Franklin read the resolution passed at the previous week’s inaugural meeting of the Australia Post rank-and-file committee calling for full working class support for the Smeaton Grange workers and a unified struggle across the logistics and warehousing industry in defence of jobs and conditions. The UWU’s isolation of the Smeaton Grange workers and its collaboration with management, he said, was similar to that of the unions at Australia Post.

“Employers everywhere use the pandemic to undertake far-reaching restructuring,” Franklin said, and explained management’s Alternative Delivery Model (ADM) to restructure Australia Post, via casualisation, job destruction and higher productivity. The unions, in close collaboration with the government and Australia Post management, had given a “green light” to all this, he said.

Postal workers, Franklin said, were starting to recognise that they cannot defend their conditions within the framework of the unions. This is why they were seeking new organisations of struggle, independent of the unions, management and the government.

Franklin concluded by calling on workers at Smeaton Grange to “draw the same conclusions, build independent rank-and-file committees and join with us in this struggle. We will do everything we can to support and help you form such organisations.”

Grenfell gave an overview of the Smeaton Grange dispute. He described how the company prepared for the lockout and detailed the role of the UWU in isolating the locked-out workers and attempting to impose an agreement to facilitate an “orderly closure” of the plant. The union’s treachery and its refusal to provide strike pay, was a “calculated exercise in blackmail.”

Grenfell outlined Coles’ warehouse closure program, which would eliminate five distribution centres and destroy at least 2,200 jobs. Woolworths, Australia’s other major supermarket chain, also planned to close four warehouses and axe 1,300 jobs. Grenfell compared this to total closure of the car industry in Australia, negotiated and imposed by the unions, and its disastrous impact on working-class communities.
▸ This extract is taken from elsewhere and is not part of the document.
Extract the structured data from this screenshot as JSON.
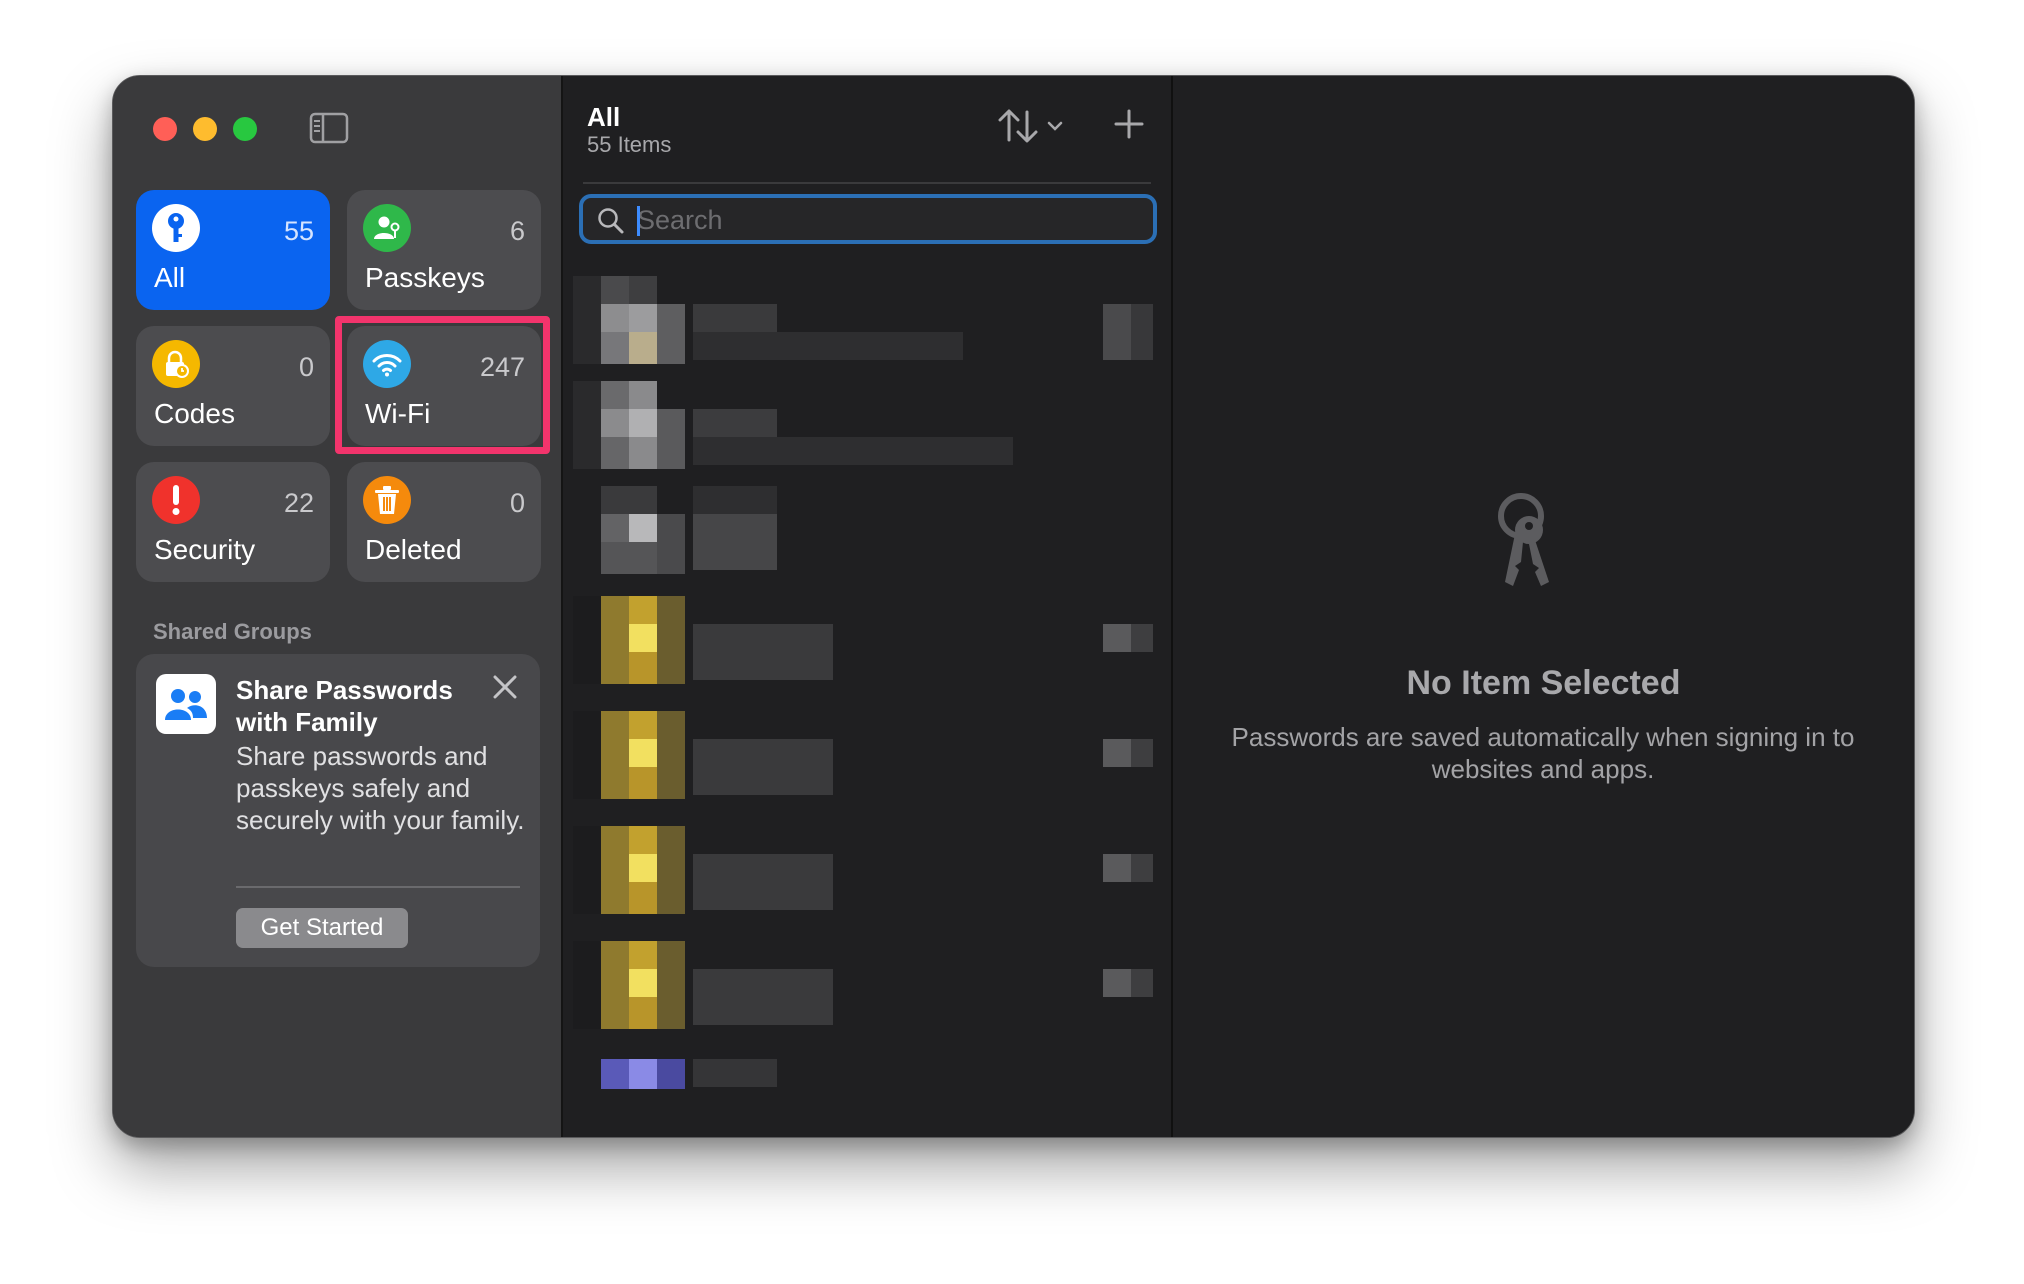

“This experience, replicated in one industry after another, has important lessons for Coles and Woolworths workers,” he said. “A genuine struggle means a fight to defend all the jobs. This cannot be carried out at one warehouse. It requires a unified movement across the sector. But that in turn depends on the establishment of rank-and-file committees, independent of the unions.”

Grenfell explained the democratic nature and political tasks of rank-and-file committees and the necessity for a socialist and internationalist perspective to advance this fight.

The reports provoked a series of questions, almost all relating to rank-and-file committees—how they could be built; what should they do; what would be their legal status; and whether these committees should operate within the existing unions?

In their responses, Grenfell, Franklin and Crisp emphasised that the unions could not be reformed or transformed into genuine organisations of working-class struggle. What was required, all the speakers stressed, was that these rank-and-file organisations, democratically-controlled by the workers and representing their interests, should be linked to the fight for workers’ governments and for socialism.

We urge all WSWS readers to watch the entire meeting video, share it on social media, call workplace meetings to discuss these issues, and send us statements of support to the Smeaton Grange workers. The fact that questions on the character and tasks of rank-and-file committees dominated the discussion session is significant. It is an indication that serious workers and young people recognise that the political challenges ahead apply not just to the Smeaton Grange dispute but to workers across Australia and internationally.